> [Assignment] Filter the entries for the word "trail". Copy each line that has it.

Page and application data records
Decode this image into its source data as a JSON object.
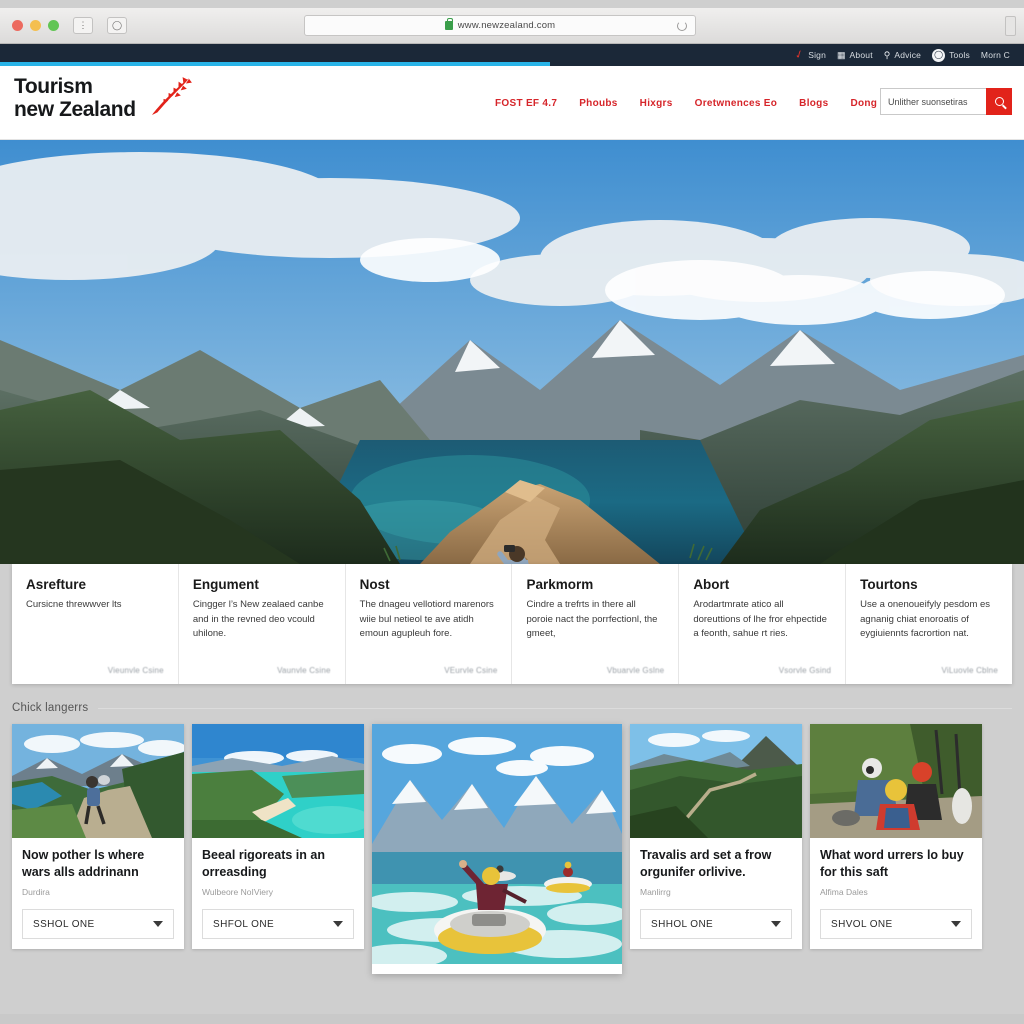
{
  "browser": {
    "traffic_lights": [
      "close",
      "minimize",
      "zoom"
    ],
    "toolbar_buttons": [
      "back-forward-button",
      "refresh-button"
    ],
    "url": "www.newzealand.com",
    "lock_icon": "lock-icon",
    "reload_icon": "reload-icon"
  },
  "utility_bar": {
    "background": "#1b2838",
    "items": [
      {
        "icon": "fern-icon",
        "label": "Sign"
      },
      {
        "icon": "card-icon",
        "label": "About"
      },
      {
        "icon": "pin-icon",
        "label": "Advice"
      },
      {
        "icon": "clock-icon",
        "label": "Tools"
      },
      {
        "icon": "",
        "label": "Morn C"
      }
    ]
  },
  "header": {
    "accent_color": "#29b4e8",
    "logo": {
      "line1": "Tourism",
      "line2": "new Zealand",
      "mark": "silver-fern-icon"
    },
    "nav": [
      {
        "label": "FOST EF 4.7"
      },
      {
        "label": "Phoubs"
      },
      {
        "label": "Hixgrs"
      },
      {
        "label": "Oretwnences Eo"
      },
      {
        "label": "Blogs"
      },
      {
        "label": "Dong"
      }
    ],
    "search": {
      "value": "Unlither suonsetiras",
      "placeholder": "Unlither suonsetiras",
      "button_icon": "search-icon",
      "button_color": "#e2231a"
    }
  },
  "hero": {
    "alt": "Man photographing a teal fjord from a rocky outcrop surrounded by forested mountains"
  },
  "promos": [
    {
      "title": "Asrefture",
      "body": "Cursicne threwwver lts",
      "link": "Vieunvle Csine"
    },
    {
      "title": "Engument",
      "body": "Cingger l’s New zealaed canbe and in the revned deo vcould uhilone.",
      "link": "Vaunvle Csine"
    },
    {
      "title": "Nost",
      "body": "The dnageu vellotiord marenors wiie bul netieol te ave atidh emoun agupleuh fore.",
      "link": "VEurvle Csine"
    },
    {
      "title": "Parkmorm",
      "body": "Cindre a trefrts in there all poroie nact the porrfectionl, the gmeet,",
      "link": "Vbuarvle Gslne"
    },
    {
      "title": "Abort",
      "body": "Arodartmrate atico all doreuttions of lhe fror ehpectide a feonth, sahue rt ries.",
      "link": "Vsorvle Gsind"
    },
    {
      "title": "Tourtons",
      "body": "Use a onenoueifyly pesdom es agnanig chiat enoroatis of eygiuiennts facrortion nat.",
      "link": "ViLuovle Cblne"
    }
  ],
  "section": {
    "title": "Chick langerrs"
  },
  "articles": [
    {
      "title": "Now pother ls where wars alls addrinann",
      "meta": "Durdira",
      "select": "SSHOL ONE",
      "image_alt": "Hiker with backpack walking a grass trail above a lake"
    },
    {
      "title": "Beeal rigoreats in an orreasding",
      "meta": "Wulbeore NoIViery",
      "select": "SHFOL ONE",
      "image_alt": "Turquoise bay with sandy beach and green headland"
    },
    {
      "title": "",
      "meta": "",
      "select": "",
      "image_alt": "Rafters in yellow-and-white inflatable boats on a glacial river below snowy peaks",
      "feature": true
    },
    {
      "title": "Travalis ard set a frow orgunifer orlivive.",
      "meta": "Manlirrg",
      "select": "SHHOL ONE",
      "image_alt": "Winding trail across a green ridge with mountain behind"
    },
    {
      "title": "What word urrers lo buy for this saft",
      "meta": "Alfima Dales",
      "select": "SHVOL ONE",
      "image_alt": "Group in helmets and life vests preparing gear on a gravel track"
    }
  ]
}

> [Written answer]
      "image_alt": "Hiker with backpack walking a grass trail above a lake"
      "image_alt": "Winding trail across a green ridge with mountain behind"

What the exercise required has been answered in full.